Do aquariums contribute to species extinction?
Almost four million households in Germany own at least one aquarium. According to animal rights activists, these people are contributing to the extinction of species. And animal rights activists would love to ban aquariums altogether. But why on earth?
Let's take the most popular ornamental fish, the cardinal tetra, of which 20 million are caught annually in the Amazon region and exported all over the world. Scientific studies have shown that the stock even of this fish, caught in extremely large quantities, is absolutely safe. At first, this sounds like defensiveness on the part of Brazil, but when you take a closer look at the biology of the fish, you’ll see their point. The animals produce millions of eggs that are released freely into the water and then protected from spawning predators in the bottom area between plants, foliage and branches. In the blackwater areas of the Rio Negro, where these fish mainly live, there is a permanent lack of food. If you cruise around there by boat in the evening hours, you don't even need mosquito repellent. There are practically no mosquitoes. With a pH value of 4, the water is so hostile to life that not even insect larvae and other plankton can survive there. In their search for food, the fish move into the flooded areas with their bellies already caved in and are caught there. The more animals are fished off, the more juveniles have a chance to survive. The food supply determines the size of the population here (study by Prof. Ning Labbish Chao 2012, Piaba project).
It is similar with marine fish. If a group of demoiselles (small colourful damselfish that are imported in very high numbers) is caught from a reef, juveniles have a chance to take their place among the branches of the staghorn corals. In the reef, it is not food scarcity but space availability that determines population density.
Animal rights activists always score points with the argument that 70% of all ornamental fish die on the way to Germany. If we put the actual figures aside for a moment, a guppy, for example, would not cost three euros but eleven euros in German pet shops - if the figures were correct. And protected species are banned from import. The law already helps here (IUCN Red List www.iucnredlist.org ; CITES). By the way, most of the fish listed in the CITES lists are not ornamental fish, but fish species such as sturgeons, which are imported and killed for commercial reasons for human consumption (caviar). In the field of freshwater aquaristics, only 4,800 of about 15,000 known species have ever been kept in aquariums. Of these, in turn, only 200-400 species are regularly kept. The first 10 species on the import hit lists already account for 80 % of all imported species. By comparison, the amount of freshwater fish consumed in Germany is about 70,000 tonnes per year.
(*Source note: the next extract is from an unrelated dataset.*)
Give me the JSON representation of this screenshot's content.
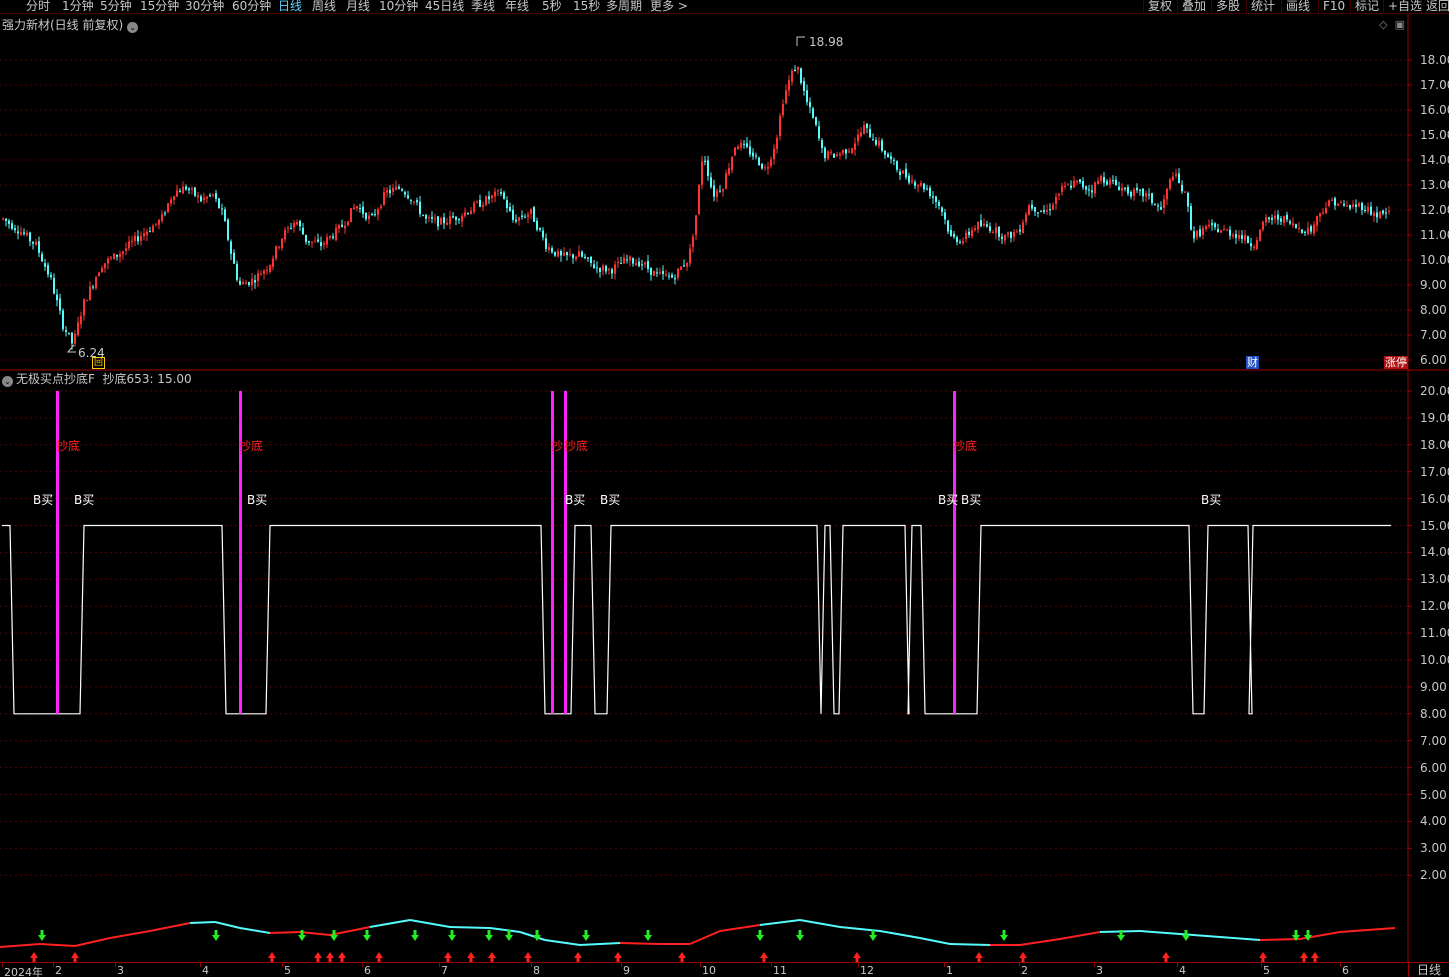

Of the 200-400 species reared regularly, 90 % are bred in captivity. Only 10 % are taken from the wild and imported offspring also count as "wild animal imports" (e.g. guppies from Singapore or Sri Lanka). Dr. Stefan Hetz, lecturer at the University of Berlin, has proven that the 70 % loss rate of imports referred to is fictitious (letter to Dr. Gebhart MdB, 16.01.14): "The paper cited in the text by pro Wildlife (Oliveira, S. R. , Souza, R. T. Y. B., E.G. 2008) itself cites two papers (Waichman, A.V. Pinheiro, M. and Marcon 2001) which also do not provide any mortality data verifiable on a scientific basis. As a result of this fact, the data in the cited work and thus in pro Wildlife must be classified as fictitious. The real and verifiable loss rates in fish imports (both freshwater and marine) are 1-3 %. If you would like to read a scientific study on this topic, we recommend the master's thesis by Matthias Homuth from 2010 at the Humboldt University of Berlin.
The importance of aquariums
Let's get back to the aquariums in the living room. How, for example, do we want to get children excited about nature, responsibility and animals if not through animal care itself? Through computer games?
Fish can grow significantly older in aquariums than they ever would in the wild where natural selection reigns. The predators which naturally decimate the population are simply not there. In public aquariums, such as the Berlin Aquarium, we find real Methusalems that wouldn’t have a chance in their natural habitats. All in all public aquariums provoke a lot of thinking that would never have arisen without the sight of the fish and invertebrates. In display boards and videos, visitors are introduced to ecological problems in the wild that they would never have learnt about on television. At the aquarium side, quite literally next to the affected inhabitants, they are absorbed and affected. They will now no longer simply throw the plastic bag into the river or the sea.
When selecting the species to be shown in German display aquariums (in Asia things look different again), meticulous attention is paid to the space requirements of the animals. Pelagic deep-sea sharks are not shown, whereas small shark species, which are also bred in large numbers, can be kept in conditions that are absolutely close to nature. Anyone who has been to a public aquarium and learnt how beautiful sharks are and then how they are in danger of being caught for use in shark fin soup will see the animals with different eyes from that moment on. But not everyone has the financial or time resources to travel to the regions where the animals live. And that's where aquariums step in - whether you have a piece of nature worth protecting at home, or learn about animals and their ecosystems from public display aquariums. It’s the best way to inspire people and convince them of the importance of nature conservation we have, and the best nature can offer too…